Several encounters between solid beings and ghosts occur. A ghost mocks a solid being for his belief in a literal Heaven and Hell. The man in the bowler hat tries to take a golden apple back to the bus, despite being warned that it has no value in Hell.  A well-dressed ghost woman frets about her appearance next to the glory of the solid beings, and so refuses to journey onwards with them. These encounters represent various sins. The first ghost is a heretic, while the man in the bowler hat is guilty of greed. The well-dressed woman is vain. All these sins prevent them from journeying onward, and so they all return to the grey town.

A solid being (called a Bright Person) approaches the narrator. He introduced himself as George MacDonald, an author whom the author had admired. MacDonald explains that the ghosts all have choices, and that some even take excursions back to earth, where they visit their old homes and spy on their children. But some stay in this bright place—the grey town was just Purgatory for them. The narrator allows MacDonald to guide him, leaning on the more experienced being for support. They encounter various ghosts with various “character flaws” that will ultimately prevent them from reaching Heaven. A painter turns back when he learns that in Heaven, no one paints or receives recognition for their talents. An old woman who was abused in her nursing home does not move forward because she is only a “grumbler.” A ghost woman who only wants to see her son is told she must desire to see God first. Michael has been kept from her by God for hers and Michael’s own good.

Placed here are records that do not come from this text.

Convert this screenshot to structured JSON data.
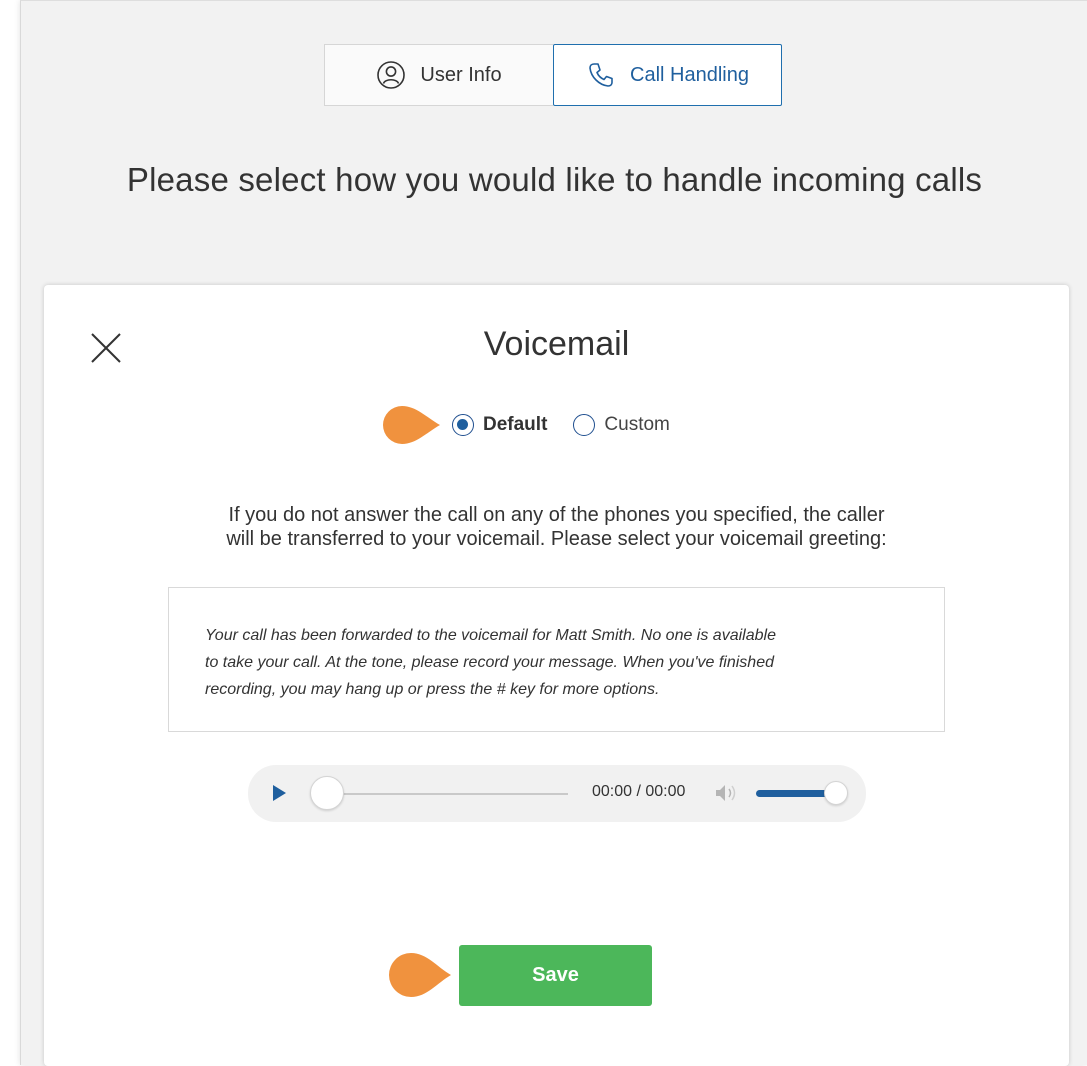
{
  "tabs": {
    "user_info": {
      "label": "User Info",
      "icon": "user-icon"
    },
    "call_handling": {
      "label": "Call Handling",
      "icon": "phone-icon"
    }
  },
  "heading": "Please select how you would like to handle incoming calls",
  "dialog": {
    "title": "Voicemail",
    "close_icon": "close-icon",
    "options": [
      {
        "label": "Default",
        "selected": true
      },
      {
        "label": "Custom",
        "selected": false
      }
    ],
    "instructions": [
      "If you do not answer the call on any of the phones you specified, the caller",
      "will be transferred to your voicemail. Please select your voicemail greeting:"
    ],
    "greeting_lines": [
      "Your call has been forwarded to the voicemail for Matt Smith. No one is available",
      "to take your call. At the tone, please record your message. When you've finished",
      "recording, you may hang up or press the # key for more options."
    ],
    "player": {
      "time": "00:00 / 00:00",
      "progress": 0,
      "volume": 1.0
    },
    "save_label": "Save"
  },
  "colors": {
    "accent_blue": "#1f5f9e",
    "save_green": "#4cb75a",
    "marker_orange": "#f0923e"
  }
}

A man who has a lizard representing lust on his shoulder allows an angel to kill the lizard, then rides off into Heaven in triumph.

The narrator encounters a leader of the Bright People, an ordinary woman named Sarah Smith who was good and kind to everyone she met, and most importantly, devout enough to gain entry to Heaven. She interacts with two ghosts, two halves of the man she loved on Earth. She tries to convince the smaller of the two to get rid of the taller, who will not accept her apologies for certain sins on Earth. But the taller man overpowers the smaller, railing against Sarah until the smaller man disappears from view.

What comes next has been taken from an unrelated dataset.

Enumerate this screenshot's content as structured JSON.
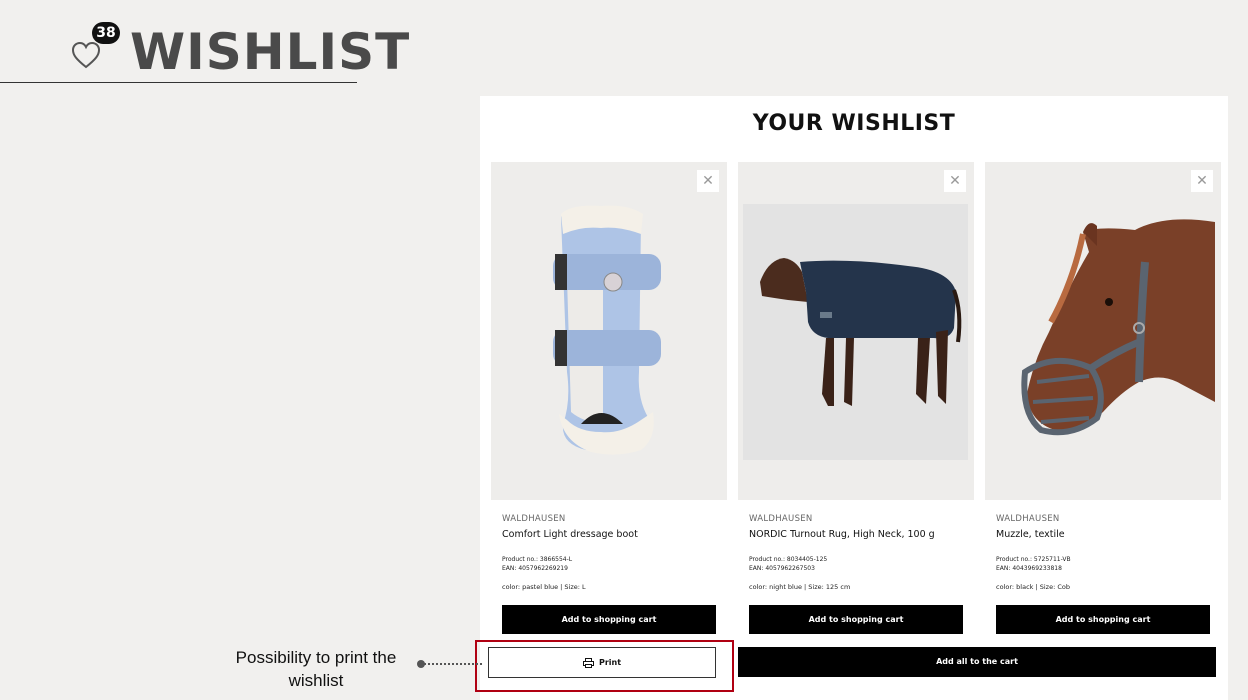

The narrator approaches a huge crowd of huge beings, who sit silently at a silver table and stare at little figures on that table. The figures move around the table, aided by the giant beings. The narrator speaks to MacDonald, asking if any of this has been real. MacDonald says it is, just presented in a different form than on Earth. The narrator, he explains, has not died yet. But he should not go and tell others what he has seen. A rooster crows, and the narrator panics that morning has arrived and he’s still a ghost. Then, he awakens in his own room on Earth, at three in the morning.